There are a large number of challenging issues involved in designing a system that can support navigation requests and meet the arrival deadlines. These include the management of real-time traffic data, the execution of navigation requests and the monitoring of the best paths for these requests.
Focusing on minimizing the probability of missing arrival deadlines as well as reducing the overhead for monitoring the best path, a replicated directed graph approach for searching the best path in which the servers cache traffic data from other servers is proposed. Since the accuracy of this approach depends on the currency of the cached traffic data, a number of approaches for refreshing this data are explored and an adaptive push and pull technique is proposed.

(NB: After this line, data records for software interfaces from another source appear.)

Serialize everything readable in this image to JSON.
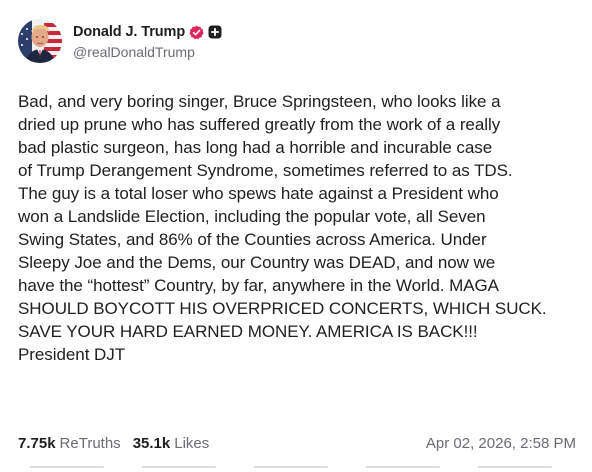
{
  "author": {
    "display_name": "Donald J. Trump",
    "handle": "@realDonaldTrump",
    "avatar_icon": "portrait-avatar",
    "verified_icon": "verified-badge-icon",
    "verified_color": "#e0245e",
    "subscribe_icon": "plus-square-icon"
  },
  "post": {
    "text": "Bad, and very boring singer, Bruce Springsteen, who looks like a\ndried up prune who has suffered greatly from the work of a really\nbad plastic surgeon, has long had a horrible and incurable case\nof Trump Derangement Syndrome, sometimes referred to as TDS.\nThe guy is a total loser who spews hate against a President who\nwon a Landslide Election, including the popular vote, all Seven\nSwing States, and 86% of the Counties across America. Under\nSleepy Joe and the Dems, our Country was DEAD, and now we\nhave the “hottest” Country, by far, anywhere in the World. MAGA\nSHOULD BOYCOTT HIS OVERPRICED CONCERTS, WHICH SUCK.\nSAVE YOUR HARD EARNED MONEY. AMERICA IS BACK!!!\nPresident DJT"
  },
  "stats": {
    "retruths_count": "7.75k",
    "retruths_label": "ReTruths",
    "likes_count": "35.1k",
    "likes_label": "Likes"
  },
  "timestamp": "Apr 02, 2026, 2:58 PM"
}
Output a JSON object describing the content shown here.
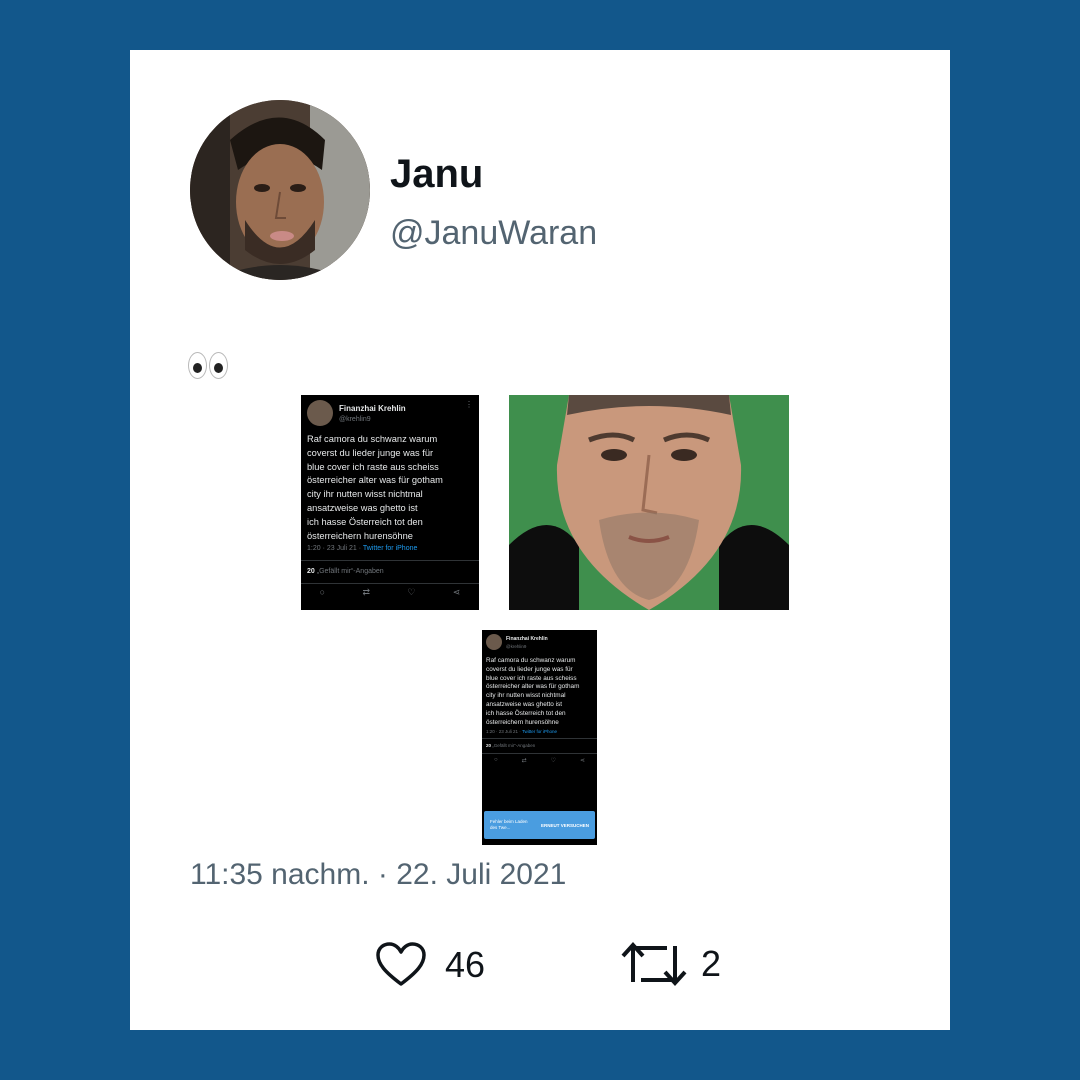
{
  "author": {
    "display_name": "Janu",
    "handle": "@JanuWaran"
  },
  "tweet": {
    "text_emoji_icons": [
      "eye-icon",
      "eye-icon"
    ],
    "timestamp": "11:35 nachm. · 22. Juli 2021",
    "likes": "46",
    "retweets": "2"
  },
  "media": {
    "screenshot": {
      "name": "Finanzhai Krehlin",
      "handle": "@krehlin9",
      "lines": [
        "Raf camora du schwanz warum",
        "coverst du lieder junge was für",
        "blue cover ich raste aus scheiss",
        "österreicher alter was für gotham",
        "city ihr nutten wisst nichtmal",
        "ansatzweise was ghetto ist",
        "ich hasse Österreich tot den",
        "österreichern hurensöhne"
      ],
      "meta_time": "1:20 · 23 Juli 21 · ",
      "meta_source": "Twitter for iPhone",
      "likes_count": "20",
      "likes_label": " „Gefällt mir“-Angaben",
      "error_message": "Fehler beim Laden des Twe...",
      "retry_label": "ERNEUT VERSUCHEN"
    }
  },
  "colors": {
    "background": "#12578b",
    "card": "#ffffff",
    "name": "#0f1419",
    "secondary": "#536471"
  }
}
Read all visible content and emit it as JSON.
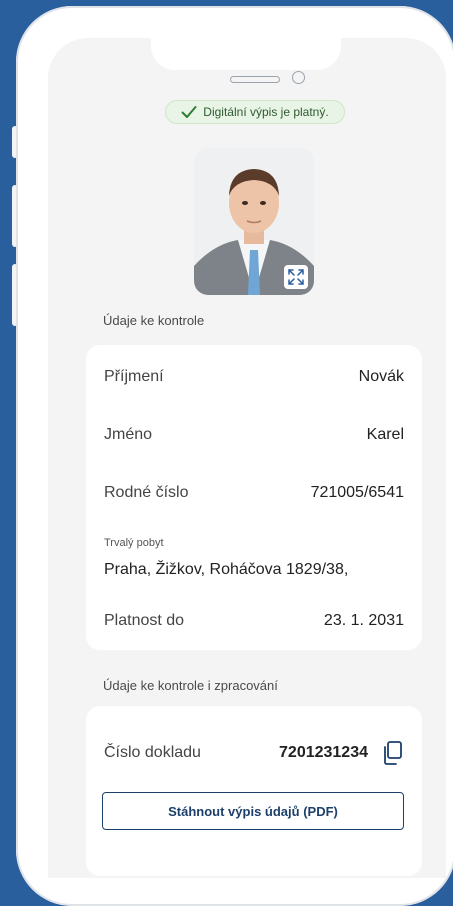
{
  "status": {
    "text": "Digitální výpis je platný."
  },
  "sections": {
    "check": "Údaje ke kontrole",
    "check_process": "Údaje ke kontrole i zpracování"
  },
  "person": {
    "surname_label": "Příjmení",
    "surname": "Novák",
    "name_label": "Jméno",
    "name": "Karel",
    "birth_label": "Rodné číslo",
    "birth": "721005/6541",
    "address_label": "Trvalý pobyt",
    "address": "Praha, Žižkov, Roháčova 1829/38,",
    "valid_label": "Platnost do",
    "valid": "23. 1. 2031"
  },
  "document": {
    "number_label": "Číslo dokladu",
    "number": "7201231234",
    "pdf_button": "Stáhnout výpis údajů (PDF)"
  },
  "icons": {
    "status": "check-icon",
    "photo_action": "expand-icon",
    "copy": "copy-icon"
  },
  "colors": {
    "background": "#2a5f9e",
    "accent": "#1d3f6b",
    "status_bg": "#e8f4e5",
    "status_check": "#2e7d32"
  }
}
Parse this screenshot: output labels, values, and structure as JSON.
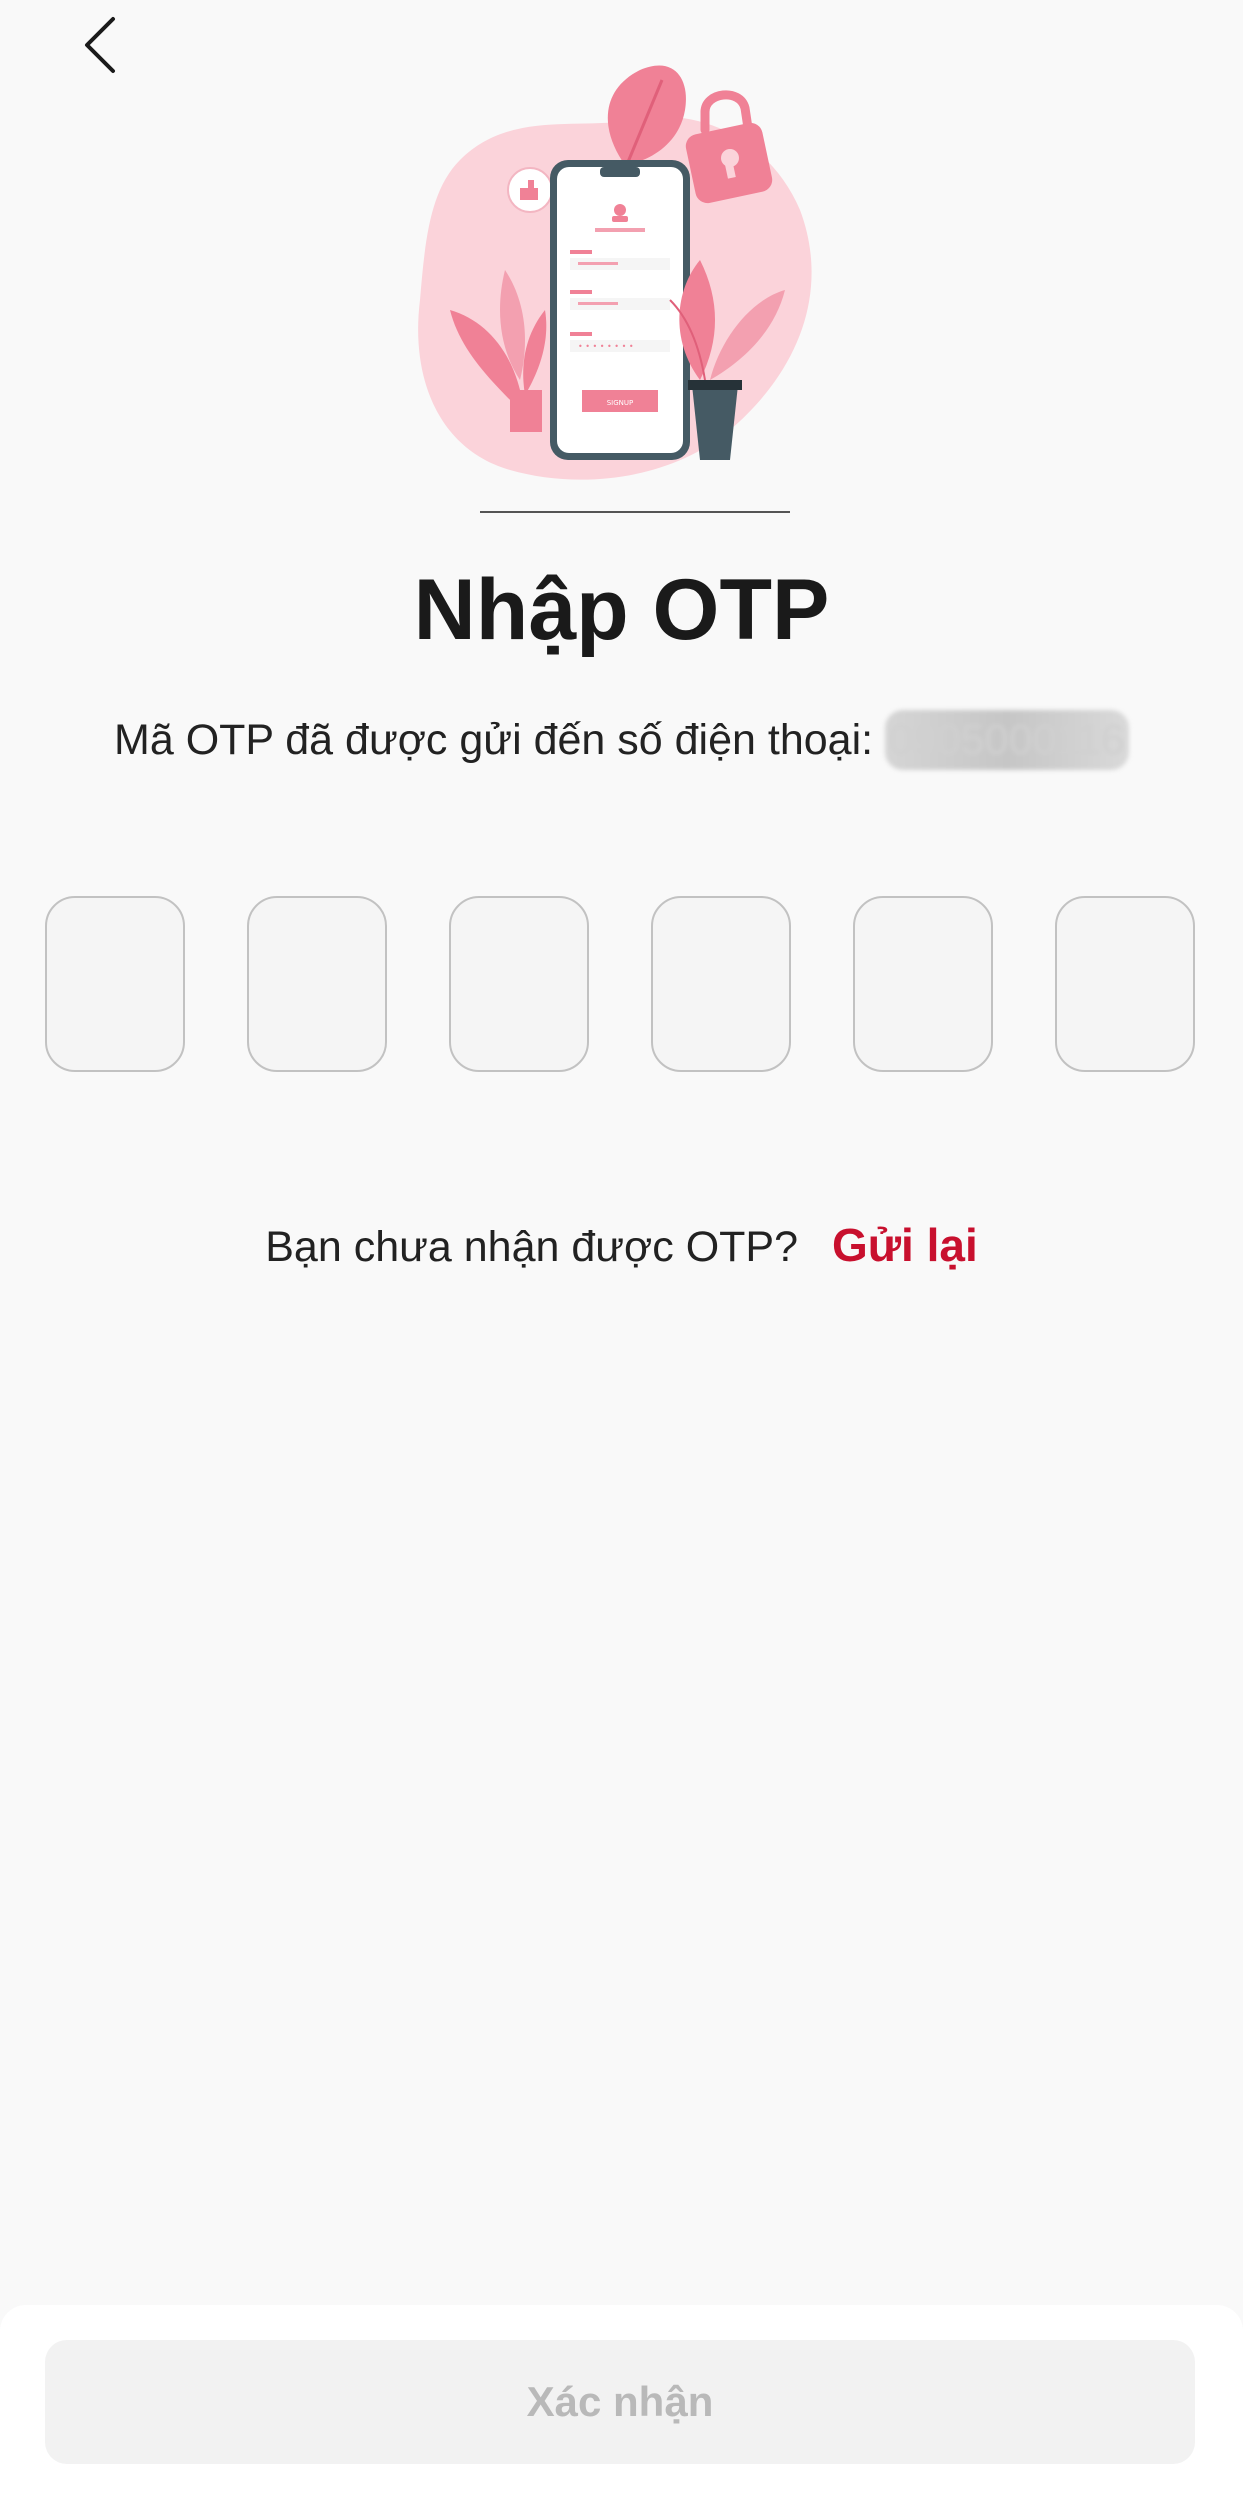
{
  "header": {
    "back_icon": "chevron-left-icon"
  },
  "illustration": {
    "name": "phone-signup-illustration",
    "button_label": "SIGNUP",
    "accent_color": "#f08196",
    "blob_color": "#fbd3da",
    "dark_color": "#455a64"
  },
  "main": {
    "title": "Nhập OTP",
    "subtitle_prefix": "Mã OTP đã được gửi đến số điện thoại: ",
    "phone_masked": "0905000116",
    "otp_digits": [
      "",
      "",
      "",
      "",
      "",
      ""
    ]
  },
  "resend": {
    "prompt": "Bạn chưa nhận được OTP?",
    "link_label": "Gửi lại",
    "link_color": "#c8102e"
  },
  "footer": {
    "confirm_label": "Xác nhận",
    "confirm_disabled": true
  }
}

RETINA was implemented using two basic components: database servers and mobile clients. The server program is implemented in VC++ 6.0 on Windows NT and the 2 client program is implemented using both VC++ 5.0 for Win CE 3.0 and VC++ 5.0 on Windows 2000.
The server process consists of multiple flags for different functions including servicing requests from mobile client and for system management. A SQL server is connected to the server program at each site and it maintains a database containing the road connections of a district in Hong Kong.
A simulated process is defined at the server to create new traffic data values randomly for the road segments maintained by the system. Each client machine, PC or handheld PC, is pre-loaded with a set of maps for the roads defined in the database servers. The client program supports search for best paths, as well as a number of location-dependent requests.
In addition, a number of simulation experiments were used to explore the effect of various parameters such as push threshold and traffic update rate on the effectiveness of the various proposed mechanisms such as adaptive push and pull. The results show that our algorithms do perform well for various operating environments.
Author: Hung Hon Tak, Dick
Source: City University of Hong Kong